The Economic Liberty Task Force will host a roundtable in Washington, DC on July 27, 2017 to highlight approaches that make it easier for workers in state-licensed occupations to offer their services across state lines or move between states.
Nearly thirty percent of American jobs require a license today, up from less than five percent in the 1950s. For some professions, licensing is necessary to protect the public against legitimate health and safety concerns. But many more occupations could be practiced safely and effectively with fewer, or no, licensing requirements.
In many situations, the expansion of occupational licensing threatens economic liberty. Unnecessary licensing restrictions erect significant barriers and impose costs that cause real harm to American workers, employers, consumers, and our economy as a whole, with no measurable benefits to consumers or society. These restrictions can:
- close the door on job opportunities for people who are ready to work;
- prevent workers from marketing their skills to employers and consumers;
- reduce entrepreneurship and business innovation, insulating current service providers from new forms of competition; and
- stifle price, quality, and service competition among professionals, which hurts all consumers.

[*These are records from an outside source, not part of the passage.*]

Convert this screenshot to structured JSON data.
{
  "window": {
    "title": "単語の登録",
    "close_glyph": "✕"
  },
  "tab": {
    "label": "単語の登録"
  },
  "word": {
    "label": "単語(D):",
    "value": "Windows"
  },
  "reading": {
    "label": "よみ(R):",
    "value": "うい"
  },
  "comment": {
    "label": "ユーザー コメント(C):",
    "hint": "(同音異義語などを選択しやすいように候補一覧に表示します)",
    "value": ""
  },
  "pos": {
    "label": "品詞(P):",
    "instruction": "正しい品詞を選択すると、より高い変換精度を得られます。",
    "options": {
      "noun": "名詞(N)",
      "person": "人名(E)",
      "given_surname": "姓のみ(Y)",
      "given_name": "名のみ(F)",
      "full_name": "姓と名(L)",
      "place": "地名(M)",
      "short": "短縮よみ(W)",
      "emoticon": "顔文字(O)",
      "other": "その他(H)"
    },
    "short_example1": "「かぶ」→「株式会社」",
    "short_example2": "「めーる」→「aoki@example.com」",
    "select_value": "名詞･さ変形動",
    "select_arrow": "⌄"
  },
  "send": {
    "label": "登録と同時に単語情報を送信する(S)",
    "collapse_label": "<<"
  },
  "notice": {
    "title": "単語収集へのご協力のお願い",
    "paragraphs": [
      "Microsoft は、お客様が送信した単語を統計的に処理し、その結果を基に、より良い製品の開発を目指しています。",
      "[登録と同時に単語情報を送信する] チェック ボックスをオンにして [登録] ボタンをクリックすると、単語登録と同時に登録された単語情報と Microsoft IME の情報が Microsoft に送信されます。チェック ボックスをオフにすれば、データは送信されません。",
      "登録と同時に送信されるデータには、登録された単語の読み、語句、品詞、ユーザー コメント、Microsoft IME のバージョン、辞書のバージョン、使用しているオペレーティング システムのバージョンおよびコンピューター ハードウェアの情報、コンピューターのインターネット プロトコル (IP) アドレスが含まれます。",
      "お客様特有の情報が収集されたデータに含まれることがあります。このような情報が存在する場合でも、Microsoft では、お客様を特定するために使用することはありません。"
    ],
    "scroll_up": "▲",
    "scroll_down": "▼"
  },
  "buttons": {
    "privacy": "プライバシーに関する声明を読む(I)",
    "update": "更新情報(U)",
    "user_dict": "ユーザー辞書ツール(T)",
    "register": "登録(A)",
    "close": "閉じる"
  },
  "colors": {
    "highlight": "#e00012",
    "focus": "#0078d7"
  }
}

Based on recent studies, the burdens of excessive occupational licensing – especially for entry- and mid-level jobs – may fall disproportionately on our nation’s most economically disadvantaged citizens. Even in professions in which licensing makes sense, harm often arises from the complexity and duplication of state-by-state licensing requirements and fees, combined with a lack of reciprocity among states. Unnecessary licensing requirements hit military families particularly hard; these families move often, which means military spouses often must find jobs in new states that have new and different licensing requirements.
An alternative policy approach would rely on competition in the marketplace to protect the public against unqualified service providers. Voluntary certification or other mechanisms offer less restrictive alternatives that might be useful to some employers and consumers as they compare their options.
The FTC’s Economic Liberty Task Force looks forward to working with our state partners and other interested stakeholders as we bring greater attention to these important issues. Occupational licensing reform is good for competition, workers, consumers, and the American economy.
- Learn more about the FTC's advocacy on licensing issues in various occupations.
- Learn more about state-based occupational licensing reform initiatives.
The competitive process not only drives our economy, it provides greater access, choice, quality, and other benefits for consumers. . . . I am particularly concerned that occupational licensing disproportionally affects those seeking to move up the lower and middle rungs of the economic ladder, as well as military families and veterans. Occupational licensing regulations can prevent individuals from using their vocational skills and entering new professions, as well as starting small businesses or creating new business models.”
FTC Acting Chairman Maureen K. Ohlhausen, “Advancing Economic Liberty,” Remarks at the George Mason Law Review’s 20th Annual Antitrust Symposium, February 23, 2017
Share your ideas with the FTC’s Economic Liberty Task Force! For example, we welcome your ideas on:
- State-based efforts to review and reform occupational licensing
- Experts to consult
- Studies to review
- Professions undergoing changes in their approach to licensing
- Interstate compacts, reciprocity, and related efforts